**Your goal:**
Give the listing again, word for word, and let no picture into it.

**Data extracts:**
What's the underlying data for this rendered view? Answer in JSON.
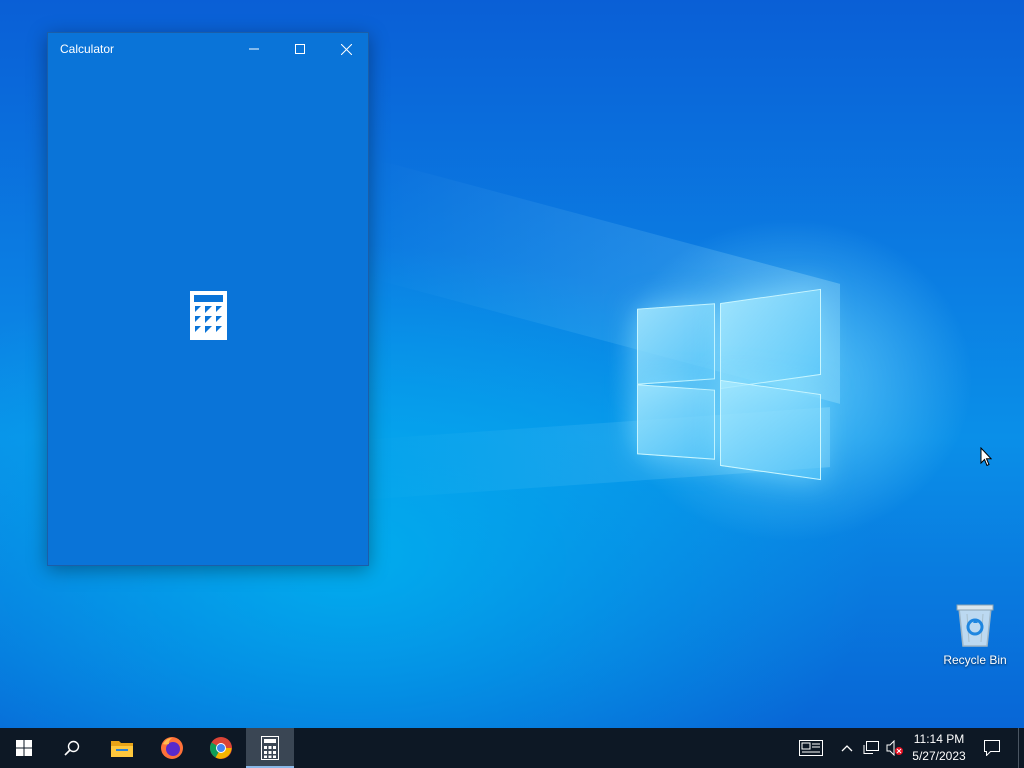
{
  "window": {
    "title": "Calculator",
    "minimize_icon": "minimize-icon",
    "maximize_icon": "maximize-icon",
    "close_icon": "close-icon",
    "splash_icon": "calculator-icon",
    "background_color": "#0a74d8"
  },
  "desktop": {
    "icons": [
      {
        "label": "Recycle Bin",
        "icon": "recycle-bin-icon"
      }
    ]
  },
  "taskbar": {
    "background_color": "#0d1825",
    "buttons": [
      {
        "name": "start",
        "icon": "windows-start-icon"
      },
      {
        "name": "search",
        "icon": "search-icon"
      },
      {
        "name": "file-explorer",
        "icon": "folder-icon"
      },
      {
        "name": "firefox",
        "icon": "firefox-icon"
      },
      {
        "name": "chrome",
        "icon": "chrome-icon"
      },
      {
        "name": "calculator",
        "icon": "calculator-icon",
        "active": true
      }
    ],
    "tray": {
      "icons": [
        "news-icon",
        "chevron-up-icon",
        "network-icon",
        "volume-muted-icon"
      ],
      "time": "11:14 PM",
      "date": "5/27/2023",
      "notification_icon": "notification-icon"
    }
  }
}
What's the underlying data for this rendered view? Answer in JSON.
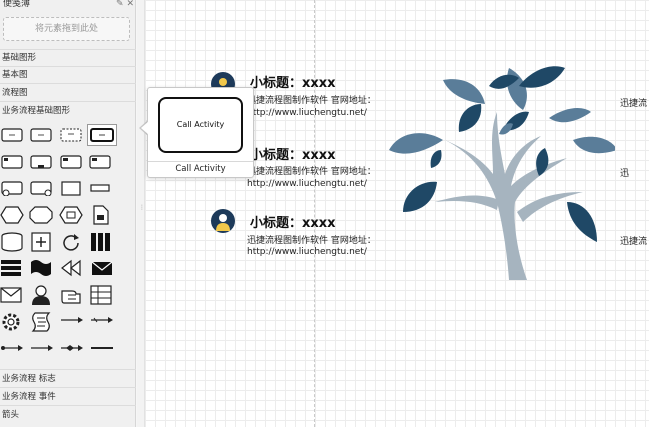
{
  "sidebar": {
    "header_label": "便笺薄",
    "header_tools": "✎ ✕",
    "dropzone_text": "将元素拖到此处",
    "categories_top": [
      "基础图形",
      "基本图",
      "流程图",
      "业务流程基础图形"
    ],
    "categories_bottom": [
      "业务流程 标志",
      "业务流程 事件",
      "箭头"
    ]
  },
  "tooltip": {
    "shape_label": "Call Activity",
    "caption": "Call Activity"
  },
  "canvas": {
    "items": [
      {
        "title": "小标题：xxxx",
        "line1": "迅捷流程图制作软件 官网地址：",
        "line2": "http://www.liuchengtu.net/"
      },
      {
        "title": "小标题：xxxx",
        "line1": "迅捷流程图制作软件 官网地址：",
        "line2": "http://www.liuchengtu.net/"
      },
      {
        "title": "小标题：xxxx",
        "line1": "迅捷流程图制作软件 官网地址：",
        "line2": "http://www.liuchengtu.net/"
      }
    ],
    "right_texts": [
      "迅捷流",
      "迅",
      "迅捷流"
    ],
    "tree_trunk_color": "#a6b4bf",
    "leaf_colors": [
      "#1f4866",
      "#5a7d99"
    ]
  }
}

**Answer box:**
What's the underlying data for this rendered view? Answer in JSON.
{
  "window": {
    "title": "Calculator",
    "minimize_icon": "minimize-icon",
    "maximize_icon": "maximize-icon",
    "close_icon": "close-icon",
    "splash_icon": "calculator-icon",
    "background_color": "#0a74d8"
  },
  "desktop": {
    "icons": [
      {
        "label": "Recycle Bin",
        "icon": "recycle-bin-icon"
      }
    ]
  },
  "taskbar": {
    "background_color": "#0d1825",
    "buttons": [
      {
        "name": "start",
        "icon": "windows-start-icon"
      },
      {
        "name": "search",
        "icon": "search-icon"
      },
      {
        "name": "file-explorer",
        "icon": "folder-icon"
      },
      {
        "name": "firefox",
        "icon": "firefox-icon"
      },
      {
        "name": "chrome",
        "icon": "chrome-icon"
      },
      {
        "name": "calculator",
        "icon": "calculator-icon",
        "active": true
      }
    ],
    "tray": {
      "icons": [
        "news-icon",
        "chevron-up-icon",
        "network-icon",
        "volume-muted-icon"
      ],
      "time": "11:14 PM",
      "date": "5/27/2023",
      "notification_icon": "notification-icon"
    }
  }
}
What's the underlying data for this rendered view? Answer in JSON.
{
  "sidebar": {
    "header_label": "便笺薄",
    "header_tools": "✎ ✕",
    "dropzone_text": "将元素拖到此处",
    "categories_top": [
      "基础图形",
      "基本图",
      "流程图",
      "业务流程基础图形"
    ],
    "categories_bottom": [
      "业务流程 标志",
      "业务流程 事件",
      "箭头"
    ]
  },
  "tooltip": {
    "shape_label": "Call Activity",
    "caption": "Call Activity"
  },
  "canvas": {
    "items": [
      {
        "title": "小标题：xxxx",
        "line1": "迅捷流程图制作软件 官网地址：",
        "line2": "http://www.liuchengtu.net/"
      },
      {
        "title": "小标题：xxxx",
        "line1": "迅捷流程图制作软件 官网地址：",
        "line2": "http://www.liuchengtu.net/"
      },
      {
        "title": "小标题：xxxx",
        "line1": "迅捷流程图制作软件 官网地址：",
        "line2": "http://www.liuchengtu.net/"
      }
    ],
    "right_texts": [
      "迅捷流",
      "迅",
      "迅捷流"
    ],
    "tree_trunk_color": "#a6b4bf",
    "leaf_colors": [
      "#1f4866",
      "#5a7d99"
    ]
  }
}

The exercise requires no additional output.